Prepping Students for Recitals

It's that time of year when I'm preparing my students for our big Spring solo recital.  This is the biggest recital of the year for my students and a lot of preparation goes into getting ready.  I was excited to see an idea from an amazing piano teacher, Karen Hunter, who gave me a lot of great ideas for my violin students as well and I've asked her to write today's post:


The week my students choose their spring recital pieces is (by my students’ own admission) a highlight in my piano studio.  I teach 70 students in three teaching venues, so I begin the music “vetting” process in summer.  Two of my three recitals have themes, so the selection process is slightly easier for those recitals.  Students spend much of their first lesson of the new year listening to me play recital piece options and, ultimately, they select one.

The Saturday morning before lessons resumed in 2016, I spent some time perusing piano teaching ideas on Pinterest.  Something I read triggered the thought that if students are to spend 12 l-o-n-g weeks working on a single song to perform at the spring recital, perhaps it would be beneficial to have the students get familiar with the song and its composer before learning to play it.

That thought morphed into the creation of the “Recital Piece Hunt” worksheet which students were to complete for the second lesson of the new year.  Reviewing students’ responses with them provided many teachable moments.  For example:
  • Younger students discovered that songs have a “form”—a kind of map of a piece.
  • Many students were reminded that a song without sharps or flats may not necessarily be in the Key of C Major.  This resulted in a review of relative major and minor scales.
  •  Students became acquainted with the various “articulations” used in their pieces.  What exactly is tenuto?
  • Students googled “rubato” and other unfamiliar performance instructions.
  • We discussed metronome markings and googled the definition of circa (as in ♪=ca.60).
  •  Younger students were skeptical that a quarter note could receive two beats (in 3/8 or 6/8 time). 
  • One student couldn’t wait to tell me that her composer (Robert Vandall) had a wife whose name was Karen!  Same as you, Mrs. Hunter!
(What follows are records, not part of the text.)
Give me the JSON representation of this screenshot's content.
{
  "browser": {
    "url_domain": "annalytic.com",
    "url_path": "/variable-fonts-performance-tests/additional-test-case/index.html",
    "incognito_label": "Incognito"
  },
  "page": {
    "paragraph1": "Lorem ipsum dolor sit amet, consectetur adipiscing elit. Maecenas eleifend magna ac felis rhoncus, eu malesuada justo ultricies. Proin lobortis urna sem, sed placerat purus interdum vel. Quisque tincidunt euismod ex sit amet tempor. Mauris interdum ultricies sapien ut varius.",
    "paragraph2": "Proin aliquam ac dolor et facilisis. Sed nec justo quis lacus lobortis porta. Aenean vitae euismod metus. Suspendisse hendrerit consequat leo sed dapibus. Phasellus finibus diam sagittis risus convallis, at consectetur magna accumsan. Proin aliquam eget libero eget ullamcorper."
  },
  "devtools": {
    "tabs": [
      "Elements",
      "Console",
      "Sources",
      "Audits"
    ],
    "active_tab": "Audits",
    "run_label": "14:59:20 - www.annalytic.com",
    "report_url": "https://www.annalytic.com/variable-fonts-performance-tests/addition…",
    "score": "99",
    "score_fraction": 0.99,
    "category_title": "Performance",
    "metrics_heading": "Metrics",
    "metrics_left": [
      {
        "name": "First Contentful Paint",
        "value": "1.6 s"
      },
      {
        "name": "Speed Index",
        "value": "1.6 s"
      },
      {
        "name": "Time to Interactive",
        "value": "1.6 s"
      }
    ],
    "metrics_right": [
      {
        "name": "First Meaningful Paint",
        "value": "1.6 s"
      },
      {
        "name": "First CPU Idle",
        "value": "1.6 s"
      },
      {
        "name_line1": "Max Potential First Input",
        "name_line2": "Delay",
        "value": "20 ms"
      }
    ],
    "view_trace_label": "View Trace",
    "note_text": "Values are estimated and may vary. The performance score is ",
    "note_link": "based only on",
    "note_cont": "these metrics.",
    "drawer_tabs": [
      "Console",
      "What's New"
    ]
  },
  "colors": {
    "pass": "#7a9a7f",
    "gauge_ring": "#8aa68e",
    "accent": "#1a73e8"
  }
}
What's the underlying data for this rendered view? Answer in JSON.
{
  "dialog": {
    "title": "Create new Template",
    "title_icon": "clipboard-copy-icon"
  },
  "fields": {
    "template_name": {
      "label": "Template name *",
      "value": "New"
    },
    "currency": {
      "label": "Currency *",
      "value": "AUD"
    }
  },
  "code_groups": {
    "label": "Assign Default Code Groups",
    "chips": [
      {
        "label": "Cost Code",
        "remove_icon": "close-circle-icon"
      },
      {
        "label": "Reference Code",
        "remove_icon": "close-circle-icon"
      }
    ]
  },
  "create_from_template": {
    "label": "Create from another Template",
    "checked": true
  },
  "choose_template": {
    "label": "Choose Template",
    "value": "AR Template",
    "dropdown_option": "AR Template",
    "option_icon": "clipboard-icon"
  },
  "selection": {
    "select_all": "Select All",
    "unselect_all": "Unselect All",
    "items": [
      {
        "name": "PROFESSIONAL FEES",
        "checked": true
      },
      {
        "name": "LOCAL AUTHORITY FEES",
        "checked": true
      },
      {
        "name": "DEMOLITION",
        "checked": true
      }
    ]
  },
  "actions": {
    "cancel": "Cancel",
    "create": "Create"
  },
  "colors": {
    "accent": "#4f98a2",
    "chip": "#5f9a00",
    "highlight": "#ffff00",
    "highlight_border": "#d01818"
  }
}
Download here


As my students proceed with learning their pieces, I’m confident that they have adequate background into their pieces and their composers.


To provide students with a “visual” of their progress in learning their pieces, I created “Scoops to a Great Performance” contest cards.  As students move from hands apart to hands together, from slow to performance tempo, to adding pedal and dynamics, I mark another scoop on their 7-scoop cone.  When the piece is performance-ready and (hopefully) memorized, the student receives a token for a free scoop of custard from our local custard stand.  Prepping a piece for performance is a step-by-step process.  I hope this contest encourages my students every step of the way!
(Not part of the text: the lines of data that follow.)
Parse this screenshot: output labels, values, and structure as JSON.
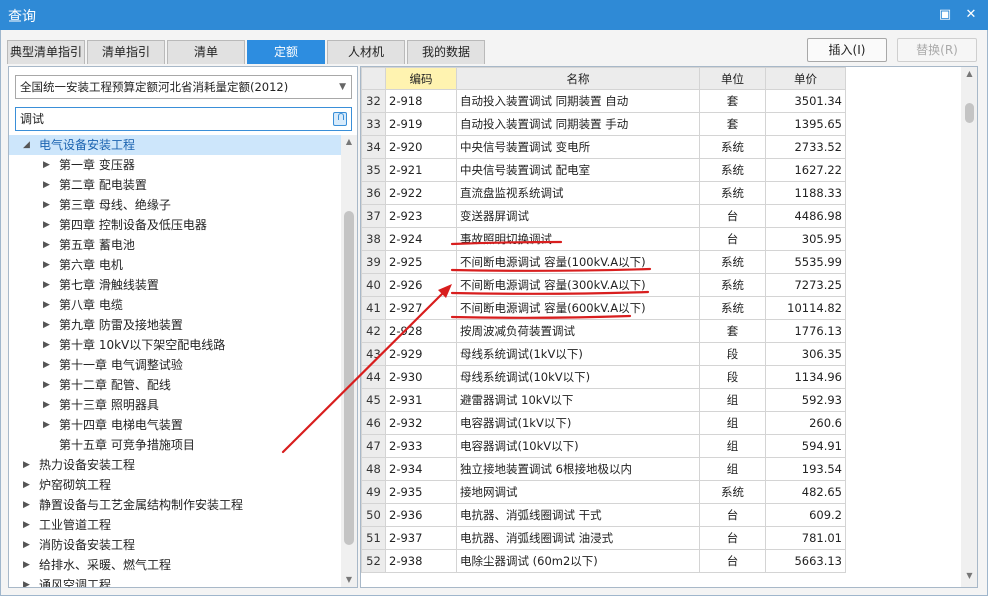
{
  "window": {
    "title": "查询",
    "colors": {
      "titlebar": "#2f8ad6",
      "accent": "#2d8de0",
      "annotation": "#d81e1e"
    }
  },
  "tabs": [
    "典型清单指引",
    "清单指引",
    "清单",
    "定额",
    "人材机",
    "我的数据"
  ],
  "active_tab": "定额",
  "actions": {
    "insert": "插入(I)",
    "replace": "替换(R)"
  },
  "left": {
    "library": "全国统一安装工程预算定额河北省消耗量定额(2012)",
    "search": "调试",
    "tree": [
      {
        "label": "电气设备安装工程",
        "level": 0,
        "expanded": true,
        "selected": true
      },
      {
        "label": "第一章  变压器",
        "level": 1
      },
      {
        "label": "第二章  配电装置",
        "level": 1
      },
      {
        "label": "第三章  母线、绝缘子",
        "level": 1
      },
      {
        "label": "第四章  控制设备及低压电器",
        "level": 1
      },
      {
        "label": "第五章  蓄电池",
        "level": 1
      },
      {
        "label": "第六章  电机",
        "level": 1
      },
      {
        "label": "第七章  滑触线装置",
        "level": 1
      },
      {
        "label": "第八章  电缆",
        "level": 1
      },
      {
        "label": "第九章  防雷及接地装置",
        "level": 1
      },
      {
        "label": "第十章  10kV以下架空配电线路",
        "level": 1
      },
      {
        "label": "第十一章  电气调整试验",
        "level": 1
      },
      {
        "label": "第十二章  配管、配线",
        "level": 1
      },
      {
        "label": "第十三章  照明器具",
        "level": 1
      },
      {
        "label": "第十四章  电梯电气装置",
        "level": 1
      },
      {
        "label": "第十五章  可竞争措施项目",
        "level": 1,
        "leaf": true
      },
      {
        "label": "热力设备安装工程",
        "level": 0
      },
      {
        "label": "炉窑砌筑工程",
        "level": 0
      },
      {
        "label": "静置设备与工艺金属结构制作安装工程",
        "level": 0
      },
      {
        "label": "工业管道工程",
        "level": 0
      },
      {
        "label": "消防设备安装工程",
        "level": 0
      },
      {
        "label": "给排水、采暖、燃气工程",
        "level": 0
      },
      {
        "label": "通风空调工程",
        "level": 0
      }
    ]
  },
  "grid": {
    "columns": [
      "编码",
      "名称",
      "单位",
      "单价"
    ],
    "rows": [
      {
        "no": "32",
        "code": "2-918",
        "name": "自动投入装置调试  同期装置  自动",
        "unit": "套",
        "price": "3501.34"
      },
      {
        "no": "33",
        "code": "2-919",
        "name": "自动投入装置调试  同期装置  手动",
        "unit": "套",
        "price": "1395.65"
      },
      {
        "no": "34",
        "code": "2-920",
        "name": "中央信号装置调试  变电所",
        "unit": "系统",
        "price": "2733.52"
      },
      {
        "no": "35",
        "code": "2-921",
        "name": "中央信号装置调试  配电室",
        "unit": "系统",
        "price": "1627.22"
      },
      {
        "no": "36",
        "code": "2-922",
        "name": "直流盘监视系统调试",
        "unit": "系统",
        "price": "1188.33"
      },
      {
        "no": "37",
        "code": "2-923",
        "name": "变送器屏调试",
        "unit": "台",
        "price": "4486.98"
      },
      {
        "no": "38",
        "code": "2-924",
        "name": "事故照明切换调试",
        "unit": "台",
        "price": "305.95"
      },
      {
        "no": "39",
        "code": "2-925",
        "name": "不间断电源调试  容量(100kV.A以下)",
        "unit": "系统",
        "price": "5535.99"
      },
      {
        "no": "40",
        "code": "2-926",
        "name": "不间断电源调试  容量(300kV.A以下)",
        "unit": "系统",
        "price": "7273.25"
      },
      {
        "no": "41",
        "code": "2-927",
        "name": "不间断电源调试  容量(600kV.A以下)",
        "unit": "系统",
        "price": "10114.82"
      },
      {
        "no": "42",
        "code": "2-928",
        "name": "按周波减负荷装置调试",
        "unit": "套",
        "price": "1776.13"
      },
      {
        "no": "43",
        "code": "2-929",
        "name": "母线系统调试(1kV以下)",
        "unit": "段",
        "price": "306.35"
      },
      {
        "no": "44",
        "code": "2-930",
        "name": "母线系统调试(10kV以下)",
        "unit": "段",
        "price": "1134.96"
      },
      {
        "no": "45",
        "code": "2-931",
        "name": "避雷器调试  10kV以下",
        "unit": "组",
        "price": "592.93"
      },
      {
        "no": "46",
        "code": "2-932",
        "name": "电容器调试(1kV以下)",
        "unit": "组",
        "price": "260.6"
      },
      {
        "no": "47",
        "code": "2-933",
        "name": "电容器调试(10kV以下)",
        "unit": "组",
        "price": "594.91"
      },
      {
        "no": "48",
        "code": "2-934",
        "name": "独立接地装置调试  6根接地极以内",
        "unit": "组",
        "price": "193.54"
      },
      {
        "no": "49",
        "code": "2-935",
        "name": "接地网调试",
        "unit": "系统",
        "price": "482.65"
      },
      {
        "no": "50",
        "code": "2-936",
        "name": "电抗器、消弧线圈调试  干式",
        "unit": "台",
        "price": "609.2"
      },
      {
        "no": "51",
        "code": "2-937",
        "name": "电抗器、消弧线圈调试  油浸式",
        "unit": "台",
        "price": "781.01"
      },
      {
        "no": "52",
        "code": "2-938",
        "name": "电除尘器调试  (60m2以下)",
        "unit": "台",
        "price": "5663.13"
      }
    ]
  },
  "icons": [
    "close-icon",
    "restore-icon",
    "caret-down-icon",
    "caret-right-icon",
    "search-go-icon",
    "scroll-thumb"
  ]
}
Download Here


Monday, January 18, 2016

Another Way to do Repetitions

This is a great idea that is perfect for smaller repetitions, like playing a whole piece or large sections of a piece....
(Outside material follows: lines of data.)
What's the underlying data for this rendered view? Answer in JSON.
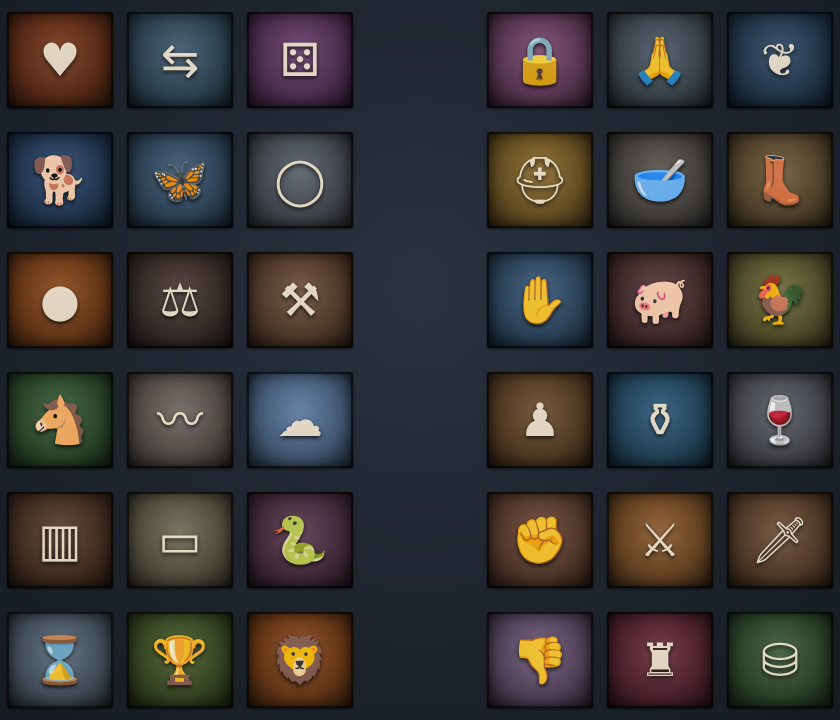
{
  "tiles": [
    {
      "icon": "flaming-heart-icon",
      "glyph": "♥",
      "color": "#7a3a1e"
    },
    {
      "icon": "signpost-icon",
      "glyph": "⇆",
      "color": "#3e5a6e"
    },
    {
      "icon": "dice-icon",
      "glyph": "⚄",
      "color": "#6a3f6e"
    },
    {
      "icon": "padlocks-icon",
      "glyph": "🔒",
      "color": "#7a4a6e"
    },
    {
      "icon": "praying-hands-icon",
      "glyph": "🙏",
      "color": "#4e5a66"
    },
    {
      "icon": "olive-branch-icon",
      "glyph": "❦",
      "color": "#2e4a66"
    },
    {
      "icon": "dog-icon",
      "glyph": "🐕",
      "color": "#2e4a6e"
    },
    {
      "icon": "butterfly-icon",
      "glyph": "🦋",
      "color": "#3e5a76"
    },
    {
      "icon": "ring-icon",
      "glyph": "◯",
      "color": "#59606a"
    },
    {
      "icon": "fallen-helmet-icon",
      "glyph": "⛑",
      "color": "#8a6a2e"
    },
    {
      "icon": "bowl-spoon-icon",
      "glyph": "🥣",
      "color": "#5a5650"
    },
    {
      "icon": "boots-icon",
      "glyph": "👢",
      "color": "#6e5a3a"
    },
    {
      "icon": "bald-head-icon",
      "glyph": "●",
      "color": "#8a4a1e"
    },
    {
      "icon": "scales-icon",
      "glyph": "⚖",
      "color": "#4a3a36"
    },
    {
      "icon": "hammer-icon",
      "glyph": "⚒",
      "color": "#6e4e3a"
    },
    {
      "icon": "hand-on-chest-icon",
      "glyph": "✋",
      "color": "#3a5a7a"
    },
    {
      "icon": "pig-icon",
      "glyph": "🐖",
      "color": "#5a3a3a"
    },
    {
      "icon": "chicken-icon",
      "glyph": "🐓",
      "color": "#6e6a3a"
    },
    {
      "icon": "donkey-icon",
      "glyph": "🐴",
      "color": "#3a5e3a"
    },
    {
      "icon": "whip-icon",
      "glyph": "〰",
      "color": "#6e6660"
    },
    {
      "icon": "clouds-icon",
      "glyph": "☁",
      "color": "#5a7aa0"
    },
    {
      "icon": "pawn-icon",
      "glyph": "♟",
      "color": "#6e4e2e"
    },
    {
      "icon": "coin-pot-icon",
      "glyph": "⚱",
      "color": "#2e5a7a"
    },
    {
      "icon": "goblets-icon",
      "glyph": "🍷",
      "color": "#5a5e66"
    },
    {
      "icon": "face-behind-bars-icon",
      "glyph": "▥",
      "color": "#5a3e2e"
    },
    {
      "icon": "pillow-icon",
      "glyph": "▭",
      "color": "#6e6a56"
    },
    {
      "icon": "snake-icon",
      "glyph": "🐍",
      "color": "#5a3a4e"
    },
    {
      "icon": "gauntlet-fist-icon",
      "glyph": "✊",
      "color": "#6e4a3a"
    },
    {
      "icon": "fallen-soldier-icon",
      "glyph": "⚔",
      "color": "#8a5a2e"
    },
    {
      "icon": "dagger-icon",
      "glyph": "🗡",
      "color": "#6e4e36"
    },
    {
      "icon": "hourglass-icon",
      "glyph": "⌛",
      "color": "#5a6a7a"
    },
    {
      "icon": "chalice-icon",
      "glyph": "🏆",
      "color": "#4a5e2e"
    },
    {
      "icon": "lion-icon",
      "glyph": "🦁",
      "color": "#8a4a1e"
    },
    {
      "icon": "thumbs-down-icon",
      "glyph": "👎",
      "color": "#6e5a7a"
    },
    {
      "icon": "robed-figure-icon",
      "glyph": "♜",
      "color": "#6a2e3e"
    },
    {
      "icon": "gold-coins-icon",
      "glyph": "⛁",
      "color": "#3e5a3a"
    }
  ]
}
Today when we were practicing I felt like my daughter needed to break down her piece into three main parts and practice them 5 times each.  I oversee her practice and help her when she needs it, but she is responsible for doing the bulk of the practicing on her own so this is how we decided to keep track of her repetitions each day.  We put 5 post-it flags on her music and she just moves them for each repetition.  Easy as that.